The U.S. Supreme Court decision last week in Blueford v. Arkansas has ignited a mini-debate over the issue of double jeopardy in criminal trials.
In a piece “Does the Supreme Court Believe in Double Jeopardy Protections?” published on his Atlantic.com blog, Andrew Cohen cites this case as a key indicator of the Court’s turn away from the established doctrine of not subjecting defendants to multiple trials for the same accusation.
Aside from the question of why the Court heard the case in the first place, which I’ll admit does seem a bit strange, given the elements of the case, there appears to be little in the way of precedent-establishing new law created here.
The reason is simple: There was no verdict.

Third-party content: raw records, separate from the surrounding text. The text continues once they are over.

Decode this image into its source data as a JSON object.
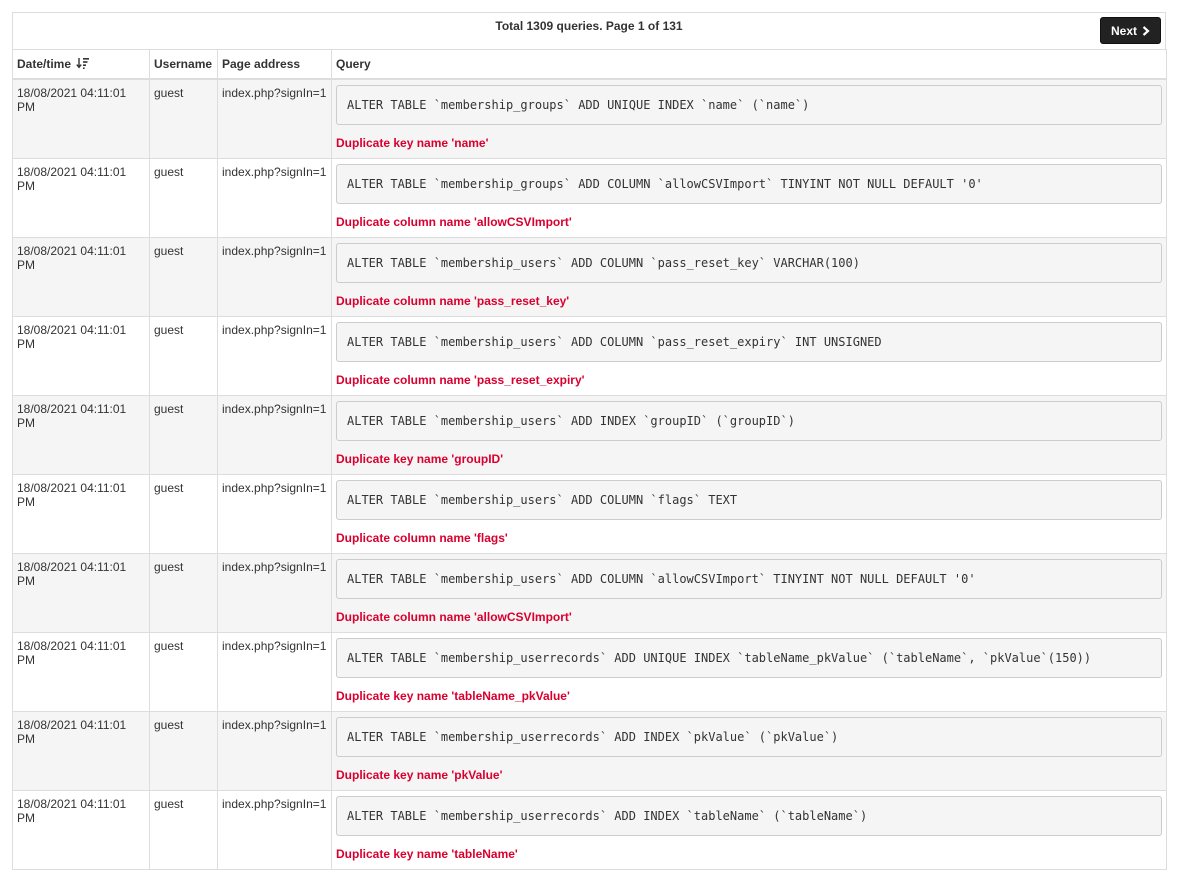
{
  "pager": {
    "info": "Total 1309 queries. Page 1 of 131",
    "next_label": "Next"
  },
  "columns": {
    "datetime": "Date/time",
    "username": "Username",
    "page": "Page address",
    "query": "Query"
  },
  "rows": [
    {
      "datetime": "18/08/2021 04:11:01 PM",
      "username": "guest",
      "page": "index.php?signIn=1",
      "query": "ALTER TABLE `membership_groups` ADD UNIQUE INDEX `name` (`name`)",
      "error": "Duplicate key name 'name'"
    },
    {
      "datetime": "18/08/2021 04:11:01 PM",
      "username": "guest",
      "page": "index.php?signIn=1",
      "query": "ALTER TABLE `membership_groups` ADD COLUMN `allowCSVImport` TINYINT NOT NULL DEFAULT '0'",
      "error": "Duplicate column name 'allowCSVImport'"
    },
    {
      "datetime": "18/08/2021 04:11:01 PM",
      "username": "guest",
      "page": "index.php?signIn=1",
      "query": "ALTER TABLE `membership_users` ADD COLUMN `pass_reset_key` VARCHAR(100)",
      "error": "Duplicate column name 'pass_reset_key'"
    },
    {
      "datetime": "18/08/2021 04:11:01 PM",
      "username": "guest",
      "page": "index.php?signIn=1",
      "query": "ALTER TABLE `membership_users` ADD COLUMN `pass_reset_expiry` INT UNSIGNED",
      "error": "Duplicate column name 'pass_reset_expiry'"
    },
    {
      "datetime": "18/08/2021 04:11:01 PM",
      "username": "guest",
      "page": "index.php?signIn=1",
      "query": "ALTER TABLE `membership_users` ADD INDEX `groupID` (`groupID`)",
      "error": "Duplicate key name 'groupID'"
    },
    {
      "datetime": "18/08/2021 04:11:01 PM",
      "username": "guest",
      "page": "index.php?signIn=1",
      "query": "ALTER TABLE `membership_users` ADD COLUMN `flags` TEXT",
      "error": "Duplicate column name 'flags'"
    },
    {
      "datetime": "18/08/2021 04:11:01 PM",
      "username": "guest",
      "page": "index.php?signIn=1",
      "query": "ALTER TABLE `membership_users` ADD COLUMN `allowCSVImport` TINYINT NOT NULL DEFAULT '0'",
      "error": "Duplicate column name 'allowCSVImport'"
    },
    {
      "datetime": "18/08/2021 04:11:01 PM",
      "username": "guest",
      "page": "index.php?signIn=1",
      "query": "ALTER TABLE `membership_userrecords` ADD UNIQUE INDEX `tableName_pkValue` (`tableName`, `pkValue`(150))",
      "error": "Duplicate key name 'tableName_pkValue'"
    },
    {
      "datetime": "18/08/2021 04:11:01 PM",
      "username": "guest",
      "page": "index.php?signIn=1",
      "query": "ALTER TABLE `membership_userrecords` ADD INDEX `pkValue` (`pkValue`)",
      "error": "Duplicate key name 'pkValue'"
    },
    {
      "datetime": "18/08/2021 04:11:01 PM",
      "username": "guest",
      "page": "index.php?signIn=1",
      "query": "ALTER TABLE `membership_userrecords` ADD INDEX `tableName` (`tableName`)",
      "error": "Duplicate key name 'tableName'"
    }
  ],
  "icons": {
    "sort": "sort-descending-icon",
    "next": "chevron-right-icon"
  },
  "colors": {
    "error": "#d9002f",
    "button": "#222222",
    "stripe": "#f5f5f5"
  }
}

No verdict and no acquittal.
In Blueford, the trial court was given the murder case with the usual jury instructions, but after retiring and deliberating for “a few hours” it returned and claimed it was “hopelessly deadlocked.” The jury foreperson then entered into a colloquy with the judge over the counts the jury considered and the resultant vote counts.

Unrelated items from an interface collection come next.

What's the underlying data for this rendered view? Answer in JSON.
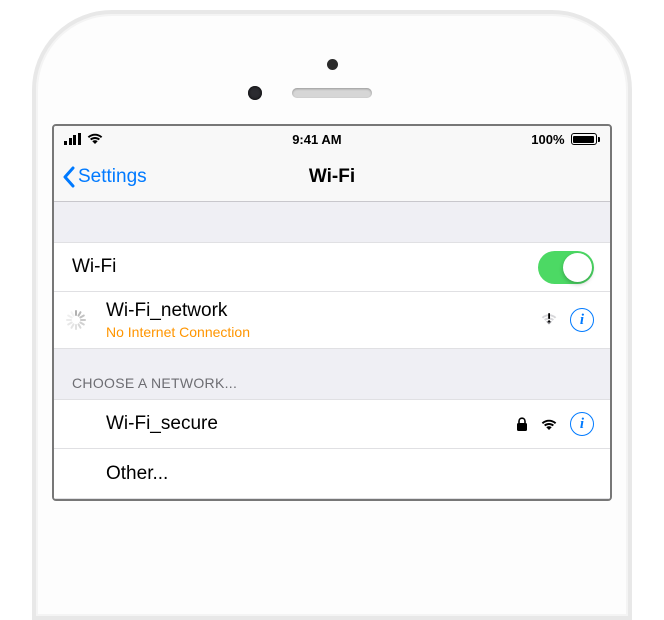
{
  "status": {
    "time": "9:41 AM",
    "battery_pct": "100%"
  },
  "nav": {
    "back_label": "Settings",
    "title": "Wi-Fi"
  },
  "wifi_toggle": {
    "label": "Wi-Fi",
    "enabled": true
  },
  "current_network": {
    "name": "Wi-Fi_network",
    "status": "No Internet Connection"
  },
  "section_header": "CHOOSE A NETWORK...",
  "networks": [
    {
      "name": "Wi-Fi_secure",
      "secured": true
    }
  ],
  "other_label": "Other..."
}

In the first vote, the jury unanimously agree against a capital murder verdict, and against a first degree murder verdict, but could not reach agreement on the question of manslaughter, and did not vote on returning a verdict of negligent homicide. No verdict was entered into the record and, after issuing an Allen charge, the judge sent the jury back out to continue to deliberate. After a brief period, they returned without having reached a verdict and the judge declared a mistrial.
In its 6-3 decision, the Supreme Court, in a majority opinion written by Chief Justice Roberts, affirmed a lower court ruling that the State of Arkansas was not barred from re-trying Blueford under the Double Jeopardy standard, because in order for double jeopardy to adhere in the prosecution, a verdict must be reached, delivered to and affirmed by the judge.

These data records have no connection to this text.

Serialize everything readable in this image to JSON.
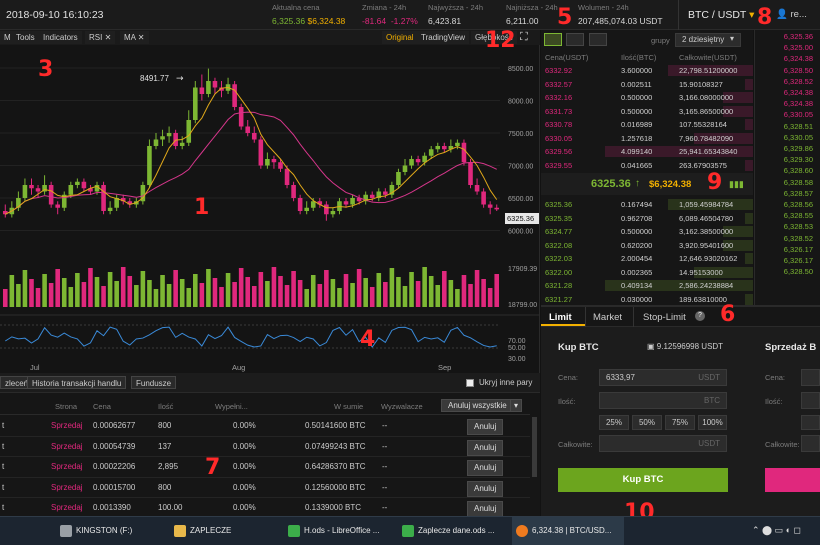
{
  "topbar": {
    "datetime": "2018-09-10 16:10:23",
    "current_price": {
      "label": "Aktualna cena",
      "green": "6,325.36",
      "orange": "$6,324.38"
    },
    "change": {
      "label": "Zmiana - 24h",
      "value": "-81.64",
      "pct": "-1.27%"
    },
    "high": {
      "label": "Najwyższa - 24h",
      "value": "6,423.81"
    },
    "low": {
      "label": "Najniższa - 24h",
      "value": "6,211.00"
    },
    "volume": {
      "label": "Wolumen - 24h",
      "value": "207,485,074.03 USDT"
    },
    "pair": "BTC / USDT",
    "user": "re..."
  },
  "chart_toolbar": {
    "items": [
      "M",
      "Tools",
      "Indicators",
      "RSI",
      "MA"
    ],
    "right": [
      "Original",
      "TradingView",
      "Głębokość"
    ]
  },
  "chart": {
    "peak_label": "8491.77",
    "y_ticks": [
      "8500.00",
      "8000.00",
      "7500.00",
      "7000.00",
      "6500.00",
      "6000.00",
      "17909.39",
      "18799.00"
    ],
    "last_price": "6325.36",
    "rsi_ticks": [
      "70.00",
      "50.00",
      "30.00"
    ],
    "x_ticks": [
      "Jul",
      "Aug",
      "Sep"
    ]
  },
  "chart_data": {
    "type": "candlestick",
    "y_range": [
      5700,
      8700
    ],
    "candles": [
      [
        6300,
        6250,
        6400,
        6200
      ],
      [
        6250,
        6350,
        6450,
        6200
      ],
      [
        6350,
        6500,
        6600,
        6300
      ],
      [
        6500,
        6700,
        6800,
        6450
      ],
      [
        6700,
        6650,
        6800,
        6550
      ],
      [
        6650,
        6600,
        6700,
        6500
      ],
      [
        6600,
        6700,
        6850,
        6550
      ],
      [
        6700,
        6400,
        6750,
        6350
      ],
      [
        6400,
        6350,
        6450,
        6250
      ],
      [
        6350,
        6550,
        6600,
        6300
      ],
      [
        6550,
        6700,
        6750,
        6500
      ],
      [
        6700,
        6750,
        6800,
        6650
      ],
      [
        6750,
        6650,
        6800,
        6600
      ],
      [
        6650,
        6600,
        6700,
        6550
      ],
      [
        6600,
        6700,
        6750,
        6550
      ],
      [
        6700,
        6300,
        6750,
        6250
      ],
      [
        6300,
        6350,
        6450,
        6250
      ],
      [
        6350,
        6500,
        6550,
        6300
      ],
      [
        6500,
        6450,
        6550,
        6400
      ],
      [
        6450,
        6400,
        6500,
        6350
      ],
      [
        6400,
        6450,
        6500,
        6350
      ],
      [
        6450,
        6700,
        6750,
        6400
      ],
      [
        6700,
        7300,
        7400,
        6650
      ],
      [
        7300,
        7400,
        7500,
        7250
      ],
      [
        7400,
        7450,
        7550,
        7300
      ],
      [
        7450,
        7500,
        7600,
        7350
      ],
      [
        7500,
        7300,
        7550,
        7250
      ],
      [
        7300,
        7350,
        7450,
        7250
      ],
      [
        7350,
        7700,
        7850,
        7300
      ],
      [
        7700,
        8200,
        8300,
        7650
      ],
      [
        8200,
        8100,
        8400,
        8000
      ],
      [
        8100,
        8300,
        8491,
        8050
      ],
      [
        8300,
        8200,
        8350,
        8100
      ],
      [
        8200,
        8150,
        8300,
        8050
      ],
      [
        8150,
        8250,
        8350,
        8100
      ],
      [
        8250,
        7900,
        8300,
        7850
      ],
      [
        7900,
        7600,
        7950,
        7550
      ],
      [
        7600,
        7500,
        7700,
        7450
      ],
      [
        7500,
        7400,
        7600,
        7350
      ],
      [
        7400,
        7000,
        7450,
        6950
      ],
      [
        7000,
        7100,
        7200,
        6950
      ],
      [
        7100,
        7050,
        7150,
        6950
      ],
      [
        7050,
        6950,
        7100,
        6900
      ],
      [
        6950,
        6700,
        7000,
        6650
      ],
      [
        6700,
        6500,
        6750,
        6450
      ],
      [
        6500,
        6300,
        6550,
        6250
      ],
      [
        6300,
        6350,
        6450,
        6250
      ],
      [
        6350,
        6450,
        6500,
        6300
      ],
      [
        6450,
        6400,
        6500,
        6350
      ],
      [
        6400,
        6250,
        6450,
        6150
      ],
      [
        6250,
        6300,
        6350,
        6200
      ],
      [
        6300,
        6450,
        6500,
        6250
      ],
      [
        6450,
        6400,
        6500,
        6350
      ],
      [
        6400,
        6500,
        6550,
        6350
      ],
      [
        6500,
        6450,
        6550,
        6400
      ],
      [
        6450,
        6550,
        6600,
        6400
      ],
      [
        6550,
        6500,
        6600,
        6450
      ],
      [
        6500,
        6600,
        6650,
        6450
      ],
      [
        6600,
        6550,
        6650,
        6500
      ],
      [
        6550,
        6700,
        6750,
        6500
      ],
      [
        6700,
        6900,
        6950,
        6650
      ],
      [
        6900,
        7000,
        7100,
        6850
      ],
      [
        7000,
        7100,
        7150,
        6950
      ],
      [
        7100,
        7050,
        7150,
        7000
      ],
      [
        7050,
        7150,
        7200,
        7000
      ],
      [
        7150,
        7250,
        7300,
        7100
      ],
      [
        7250,
        7300,
        7350,
        7200
      ],
      [
        7300,
        7250,
        7350,
        7200
      ],
      [
        7250,
        7300,
        7400,
        7200
      ],
      [
        7300,
        7350,
        7400,
        7250
      ],
      [
        7350,
        7050,
        7400,
        7000
      ],
      [
        7050,
        6700,
        7100,
        6650
      ],
      [
        6700,
        6600,
        6800,
        6550
      ],
      [
        6600,
        6400,
        6650,
        6350
      ],
      [
        6400,
        6350,
        6450,
        6250
      ],
      [
        6350,
        6325,
        6400,
        6300
      ]
    ]
  },
  "orderbook": {
    "group_label": "grupy",
    "group_value": "2 dziesiętny",
    "headers": [
      "Cena(USDT)",
      "Ilość(BTC)",
      "Całkowite(USDT)"
    ],
    "asks": [
      [
        "6332.92",
        "3.600000",
        "22,798.51200000"
      ],
      [
        "6332.57",
        "0.002511",
        "15.90108327"
      ],
      [
        "6332.16",
        "0.500000",
        "3,166.08000000"
      ],
      [
        "6331.73",
        "0.500000",
        "3,165.86500000"
      ],
      [
        "6330.78",
        "0.016989",
        "107.55328164"
      ],
      [
        "6330.05",
        "1.257618",
        "7,960.78482090"
      ],
      [
        "6329.56",
        "4.099140",
        "25,941.65343840"
      ],
      [
        "6329.55",
        "0.041665",
        "263.67903575"
      ]
    ],
    "last_green": "6325.36",
    "last_orange": "$6,324.38",
    "bids": [
      [
        "6325.36",
        "0.167494",
        "1,059.45984784"
      ],
      [
        "6325.35",
        "0.962708",
        "6,089.46504780"
      ],
      [
        "6324.77",
        "0.500000",
        "3,162.38500000"
      ],
      [
        "6322.08",
        "0.620200",
        "3,920.95401600"
      ],
      [
        "6322.03",
        "2.000454",
        "12,646.93020162"
      ],
      [
        "6322.00",
        "0.002365",
        "14.95153000"
      ],
      [
        "6321.28",
        "0.409134",
        "2,586.24238884"
      ],
      [
        "6321.27",
        "0.030000",
        "189.63810000"
      ]
    ]
  },
  "trades": {
    "red": [
      "6,325.36",
      "6,325.00",
      "6,324.38",
      "6,328.50",
      "6,328.52",
      "6,324.38",
      "6,324.38",
      "6,330.05"
    ],
    "green": [
      "6,328.51",
      "6,330.05",
      "6,329.86",
      "6,329.30",
      "6,328.60",
      "6,328.58",
      "6,328.57",
      "6,328.56",
      "6,328.55",
      "6,328.53",
      "6,328.52",
      "6,326.17",
      "6,326.17",
      "6,328.50"
    ]
  },
  "orders": {
    "tabs": [
      "zleceń",
      "Historia transakcji handlu",
      "Fundusze"
    ],
    "hide_label": "Ukryj inne pary",
    "headers": [
      "Strona",
      "Cena",
      "Ilość",
      "Wypełni...",
      "W sumie",
      "Wyzwalacze"
    ],
    "cancel_all": "Anuluj wszystkie",
    "rows": [
      [
        "t",
        "Sprzedaj",
        "0.00062677",
        "800",
        "0.00%",
        "0.50141600 BTC",
        "--"
      ],
      [
        "t",
        "Sprzedaj",
        "0.00054739",
        "137",
        "0.00%",
        "0.07499243 BTC",
        "--"
      ],
      [
        "t",
        "Sprzedaj",
        "0.00022206",
        "2,895",
        "0.00%",
        "0.64286370 BTC",
        "--"
      ],
      [
        "t",
        "Sprzedaj",
        "0.00015700",
        "800",
        "0.00%",
        "0.12560000 BTC",
        "--"
      ],
      [
        "t",
        "Sprzedaj",
        "0.0013390",
        "100.00",
        "0.00%",
        "0.1339000 BTC",
        "--"
      ]
    ],
    "cancel": "Anuluj"
  },
  "form": {
    "tabs": [
      "Limit",
      "Market",
      "Stop-Limit"
    ],
    "buy_title": "Kup BTC",
    "balance": "9.12596998 USDT",
    "sell_title": "Sprzedaż B",
    "price_label": "Cena:",
    "price_value": "6333,97",
    "unit_usdt": "USDT",
    "qty_label": "Ilość:",
    "unit_btc": "BTC",
    "pcts": [
      "25%",
      "50%",
      "75%",
      "100%"
    ],
    "total_label": "Całkowite:",
    "buy_button": "Kup BTC"
  },
  "annotations": [
    "1",
    "3",
    "4",
    "5",
    "6",
    "7",
    "8",
    "9",
    "10",
    "12"
  ],
  "taskbar": [
    "KINGSTON (F:)",
    "ZAPLECZE",
    "H.ods - LibreOffice ...",
    "Zaplecze dane.ods ...",
    "6,324.38 | BTC/USD..."
  ]
}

The presiding judge’s exchange with the jury foreperson might be misconstrued as a verdict, but Chief Justice Roberts and the Court’s majority agreed that it did not constitute the rendering of a verdict, and the trial judge’s act of instructing the jury to resume deliberations (whereupon they could have re-opened discussion on any of the potential charges) was enough to determine that the jury’s deliberations did not result in a verdict, and the state of Arkansas is free to refile against Blueford.